No one should misrepresent themselves or their intentions while using Airbnb.
What we do allow
- Business identification: If you joined Airbnb as a business or company, you may be required to confirm your business ID, address, and phone number.
- Representative inventory: We allow Hosts to list multiple rooms under a single “representative” listing in instances where the rooms are similar enough to be considered substitutes for each other (ex: in hotels or serviced apartments). However, these rooms must have the same amenities, bed configurations, size, decor, and address.
What we don’t allow
- Identity misrepresentation: When verifying your identity as the account holder, all information submitted must be true and accurate. Falsified or doctored documents are not allowed.
- Accommodation bait and switch: Host may not mislead guests by offering a stay that is significantly different to the actual accommodation that guests will be staying in, regardless of whether the address is the same.
- Surprise payment requests: Hosts should not request additional payments that weren’t previously granted in advance by Airbnb or agreed upon with the guest prior to booking.
- False reports and claims: When filing a claim or reporting any incident to Airbnb, you must supply true and accurate information.
- Extortion: Using direct or indirect threats to obtain something from another person has no place in our community.
- Abuse or manipulation of Airbnb: No one may use abusive language, manipulative tactics, or make threats (violent or non-violent) when communicating with Airbnb or one of our representatives.
We're here to help
If you witness or experience behavior that goes against our policies, please let us know.

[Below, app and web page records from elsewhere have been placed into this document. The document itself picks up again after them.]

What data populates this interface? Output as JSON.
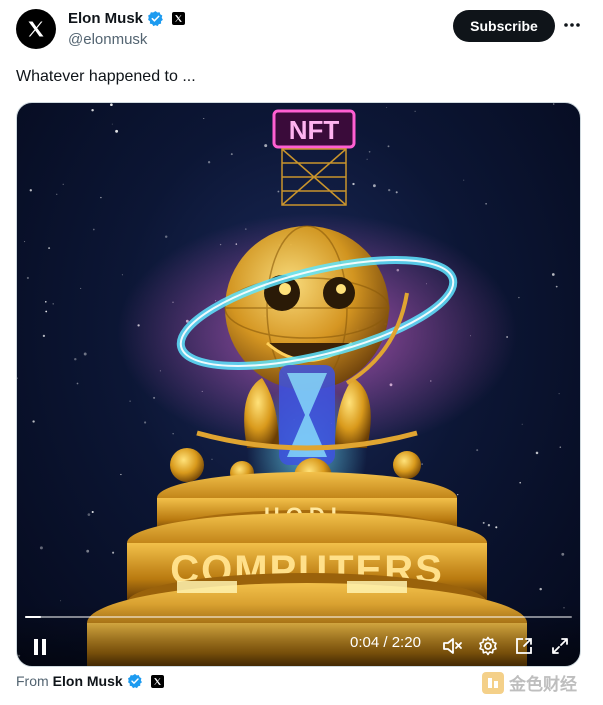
{
  "author": {
    "name": "Elon Musk",
    "handle": "@elonmusk",
    "verified": true,
    "affiliation_icon": "x-logo-icon"
  },
  "header": {
    "subscribe_label": "Subscribe",
    "more_icon": "more-dots-icon"
  },
  "tweet": {
    "text": "Whatever happened to ..."
  },
  "video": {
    "overlay_sign": "NFT",
    "ring_text": "HODL",
    "base_text": "COMPUTERS",
    "current_time": "0:04",
    "separator": "/",
    "duration": "2:20",
    "progress_fraction": 0.03,
    "icons": [
      "pause-icon",
      "mute-icon",
      "settings-gear-icon",
      "pip-icon",
      "fullscreen-icon"
    ]
  },
  "footer": {
    "from_label": "From",
    "from_name": "Elon Musk"
  },
  "watermark": {
    "text": "金色财经"
  },
  "colors": {
    "text_primary": "#0f1419",
    "text_secondary": "#536471",
    "verified_blue": "#1d9bf0",
    "gold": "#e8b33a",
    "neon_pink": "#ff4fd8",
    "neon_cyan": "#4ed8ff"
  }
}
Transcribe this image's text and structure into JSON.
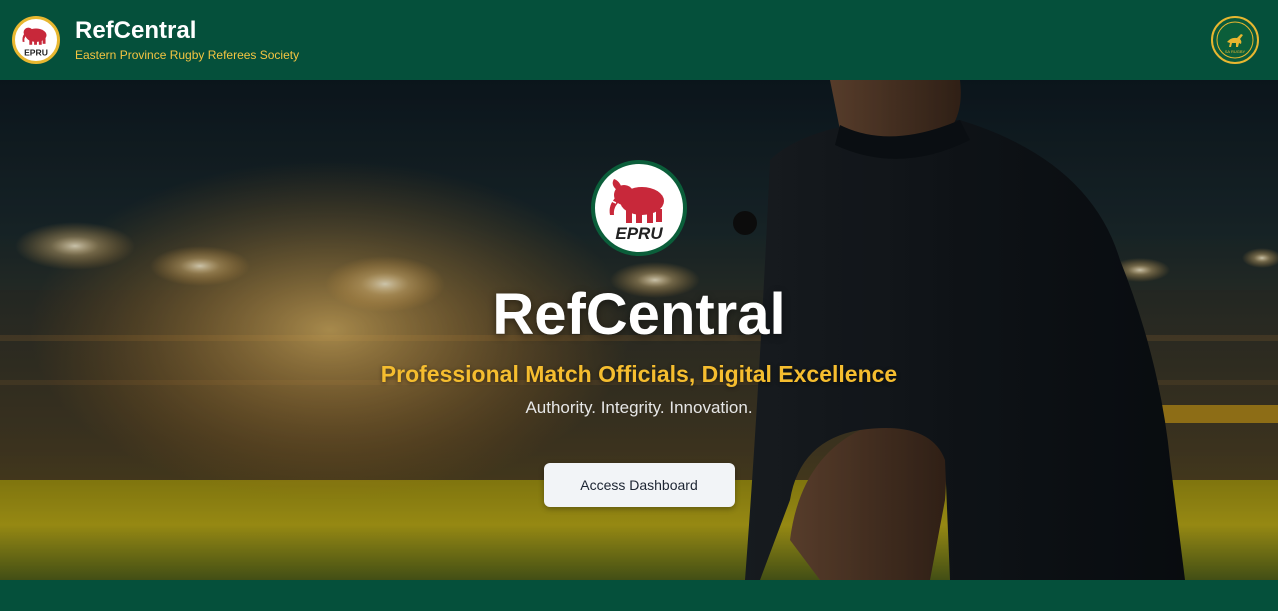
{
  "header": {
    "title": "RefCentral",
    "subtitle": "Eastern Province Rugby Referees Society",
    "logo_text": "EPRU",
    "badge_text": "SA RUGBY"
  },
  "hero": {
    "logo_text": "EPRU",
    "title": "RefCentral",
    "tagline": "Professional Match Officials, Digital Excellence",
    "motto": "Authority. Integrity. Innovation.",
    "cta_label": "Access Dashboard"
  },
  "colors": {
    "primary_green": "#05503b",
    "accent_gold": "#f5bd2f",
    "logo_red": "#c8283a"
  },
  "icons": {
    "brand_logo": "elephant-logo-icon",
    "badge": "springbok-badge-icon",
    "hero_logo": "elephant-logo-icon"
  }
}
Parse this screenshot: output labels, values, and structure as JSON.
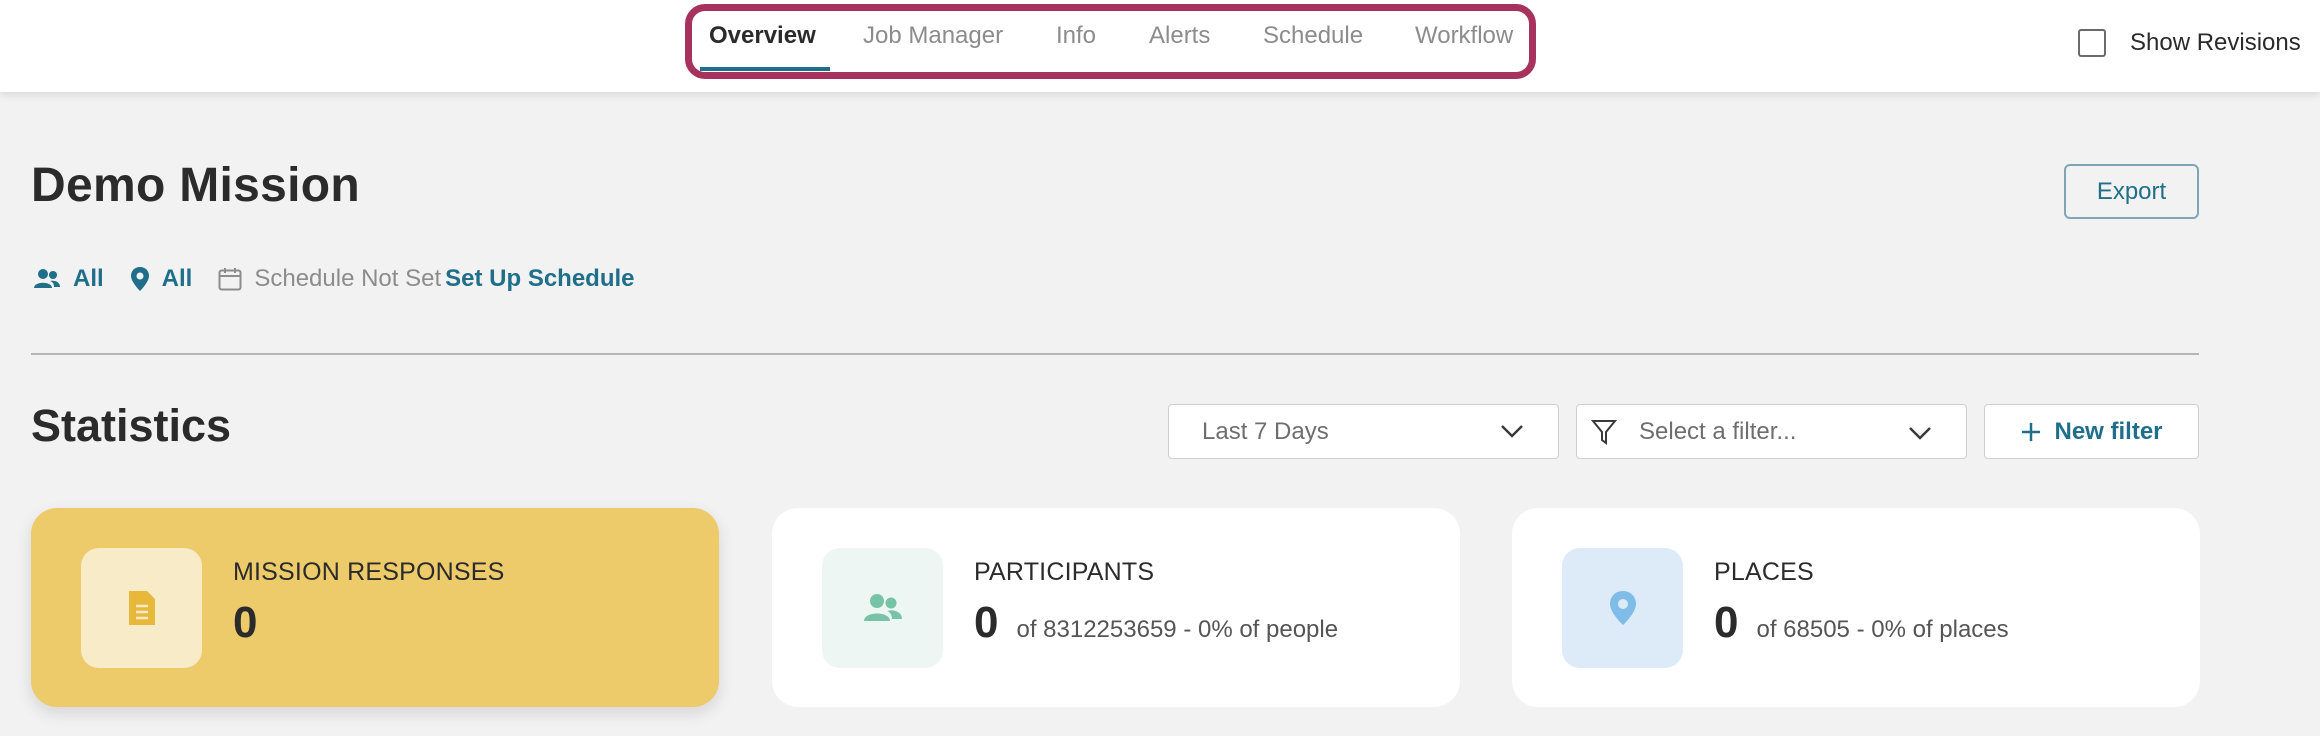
{
  "nav": {
    "tabs": [
      {
        "label": "Overview",
        "active": true
      },
      {
        "label": "Job Manager",
        "active": false
      },
      {
        "label": "Info",
        "active": false
      },
      {
        "label": "Alerts",
        "active": false
      },
      {
        "label": "Schedule",
        "active": false
      },
      {
        "label": "Workflow",
        "active": false
      }
    ],
    "show_revisions": {
      "label": "Show Revisions",
      "checked": false
    }
  },
  "header": {
    "title": "Demo Mission",
    "export_label": "Export",
    "people_filter": "All",
    "places_filter": "All",
    "schedule_status": "Schedule Not Set",
    "schedule_link": "Set Up Schedule"
  },
  "statistics": {
    "title": "Statistics",
    "date_range": {
      "value": "Last 7 Days"
    },
    "filter": {
      "placeholder": "Select a filter..."
    },
    "new_filter_label": "New filter",
    "cards": [
      {
        "label": "MISSION RESPONSES",
        "value": "0",
        "sub": "",
        "icon": "document-icon"
      },
      {
        "label": "PARTICIPANTS",
        "value": "0",
        "sub": "of 8312253659 - 0% of people",
        "icon": "people-icon"
      },
      {
        "label": "PLACES",
        "value": "0",
        "sub": "of 68505 - 0% of places",
        "icon": "location-pin-icon"
      }
    ]
  },
  "colors": {
    "accent": "#1f6f8b",
    "tab_highlight_border": "#a8325e",
    "responses_card": "#edcb6b",
    "participants_icon": "#76c3a8",
    "places_icon": "#7fbde8"
  }
}
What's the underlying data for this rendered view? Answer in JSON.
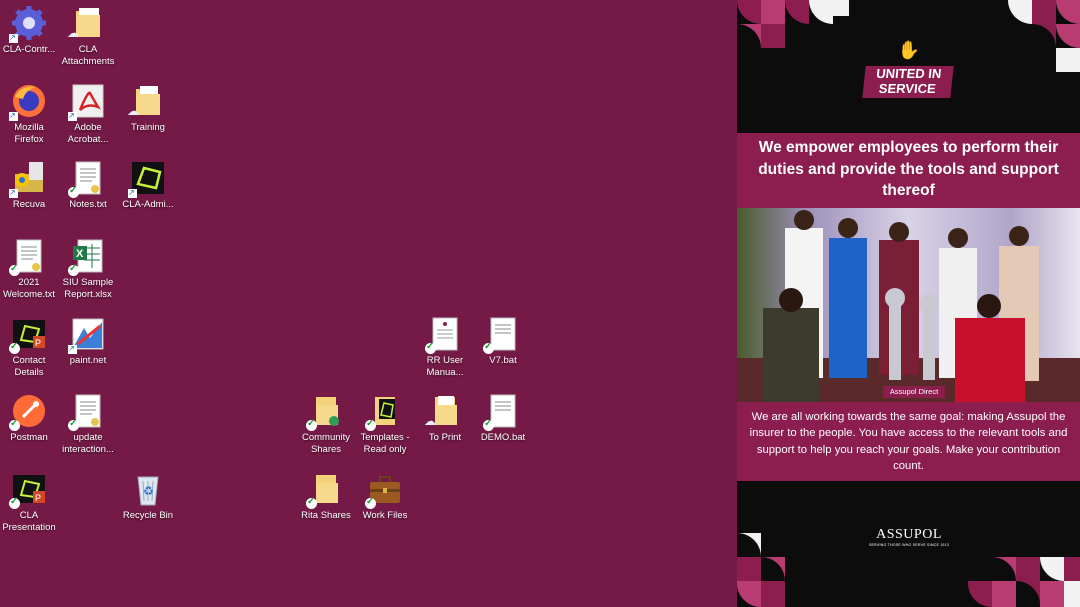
{
  "desktop": {
    "icons": [
      {
        "id": "cla-control",
        "label": "CLA-Contr..."
      },
      {
        "id": "cla-attachments",
        "label": "CLA Attachments"
      },
      {
        "id": "firefox",
        "label": "Mozilla Firefox"
      },
      {
        "id": "acrobat",
        "label": "Adobe Acrobat..."
      },
      {
        "id": "training",
        "label": "Training"
      },
      {
        "id": "recuva",
        "label": "Recuva"
      },
      {
        "id": "notes",
        "label": "Notes.txt"
      },
      {
        "id": "cla-admin",
        "label": "CLA-Admi..."
      },
      {
        "id": "welcome",
        "label": "2021 Welcome.txt"
      },
      {
        "id": "siu-report",
        "label": "SIU Sample Report.xlsx"
      },
      {
        "id": "contact-details",
        "label": "Contact Details"
      },
      {
        "id": "paintnet",
        "label": "paint.net"
      },
      {
        "id": "rr-user-manual",
        "label": "RR User Manua..."
      },
      {
        "id": "v7bat",
        "label": "V7.bat"
      },
      {
        "id": "postman",
        "label": "Postman"
      },
      {
        "id": "update-interaction",
        "label": "update interaction..."
      },
      {
        "id": "community-shares",
        "label": "Community Shares"
      },
      {
        "id": "templates",
        "label": "Templates - Read only"
      },
      {
        "id": "to-print",
        "label": "To Print"
      },
      {
        "id": "demo-bat",
        "label": "DEMO.bat"
      },
      {
        "id": "cla-presentation",
        "label": "CLA Presentation"
      },
      {
        "id": "recycle-bin",
        "label": "Recycle Bin"
      },
      {
        "id": "rita-shares",
        "label": "Rita Shares"
      },
      {
        "id": "work-files",
        "label": "Work Files"
      }
    ]
  },
  "poster": {
    "logo_text": "UNITED IN SERVICE",
    "headline": "We empower employees to perform their duties and provide the tools and support thereof",
    "photo_caption": "Assupol Direct",
    "body": "We are all working towards the same goal: making Assupol the insurer to the people. You have access to the relevant tools and support to help you reach your goals. Make your contribution count.",
    "brand_name": "ASSUPOL",
    "brand_tagline": "SERVING THOSE WHO SERVE SINCE 1913",
    "colors": {
      "brand": "#8c1d4f",
      "background": "#751a47"
    }
  }
}
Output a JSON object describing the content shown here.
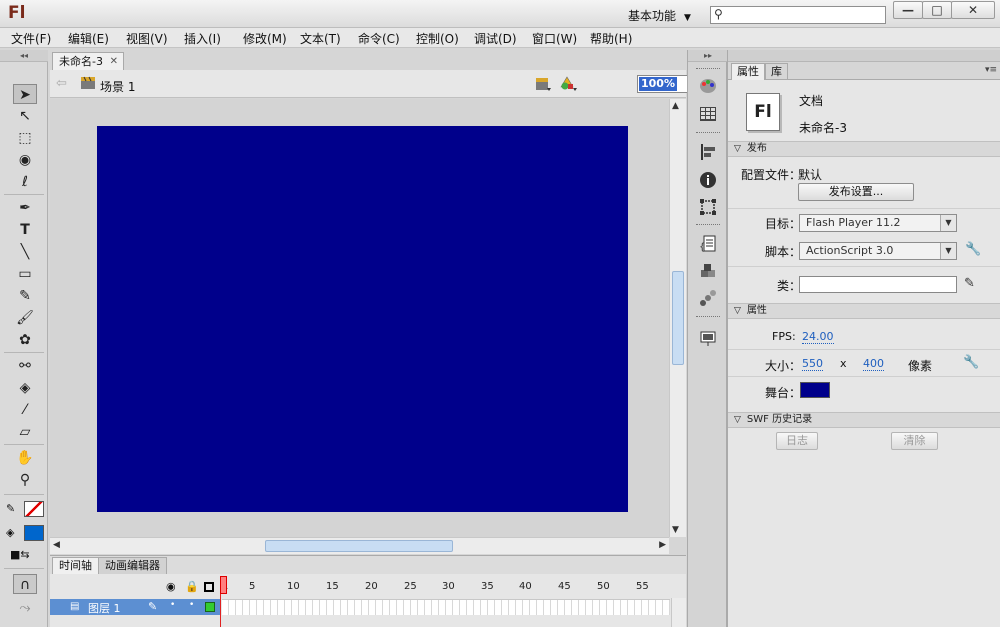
{
  "app": {
    "logo": "Fl",
    "workspace_label": "基本功能",
    "window_buttons": {
      "minimize": "—",
      "maximize": "□",
      "close": "✕"
    }
  },
  "menu": [
    "文件(F)",
    "编辑(E)",
    "视图(V)",
    "插入(I)",
    "修改(M)",
    "文本(T)",
    "命令(C)",
    "控制(O)",
    "调试(D)",
    "窗口(W)",
    "帮助(H)"
  ],
  "document": {
    "tab_title": "未命名-3",
    "scene": "场景 1",
    "zoom": "100%",
    "stage_color": "#00008b"
  },
  "timeline": {
    "tabs": [
      "时间轴",
      "动画编辑器"
    ],
    "frame_numbers": [
      "1",
      "5",
      "10",
      "15",
      "20",
      "25",
      "30",
      "35",
      "40",
      "45",
      "50",
      "55"
    ],
    "layer_name": "图层 1"
  },
  "properties": {
    "tabs": [
      "属性",
      "库"
    ],
    "doc_icon": "Fl",
    "doc_type": "文档",
    "doc_name": "未命名-3",
    "publish": {
      "section": "发布",
      "profile_label": "配置文件：",
      "profile_value": "默认",
      "settings_button": "发布设置..."
    },
    "target_label": "目标：",
    "target_value": "Flash Player 11.2",
    "script_label": "脚本：",
    "script_value": "ActionScript 3.0",
    "class_label": "类：",
    "props_section": "属性",
    "fps_label": "FPS:",
    "fps_value": "24.00",
    "size_label": "大小：",
    "width": "550",
    "x_sep": "x",
    "height": "400",
    "unit": "像素",
    "stage_label": "舞台：",
    "swf_section": "SWF 历史记录",
    "log_button": "日志",
    "clear_button": "清除"
  }
}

While these guidelines don’t cover every possible scenario, they’re designed to offer general guidance on Airbnb’s community policies.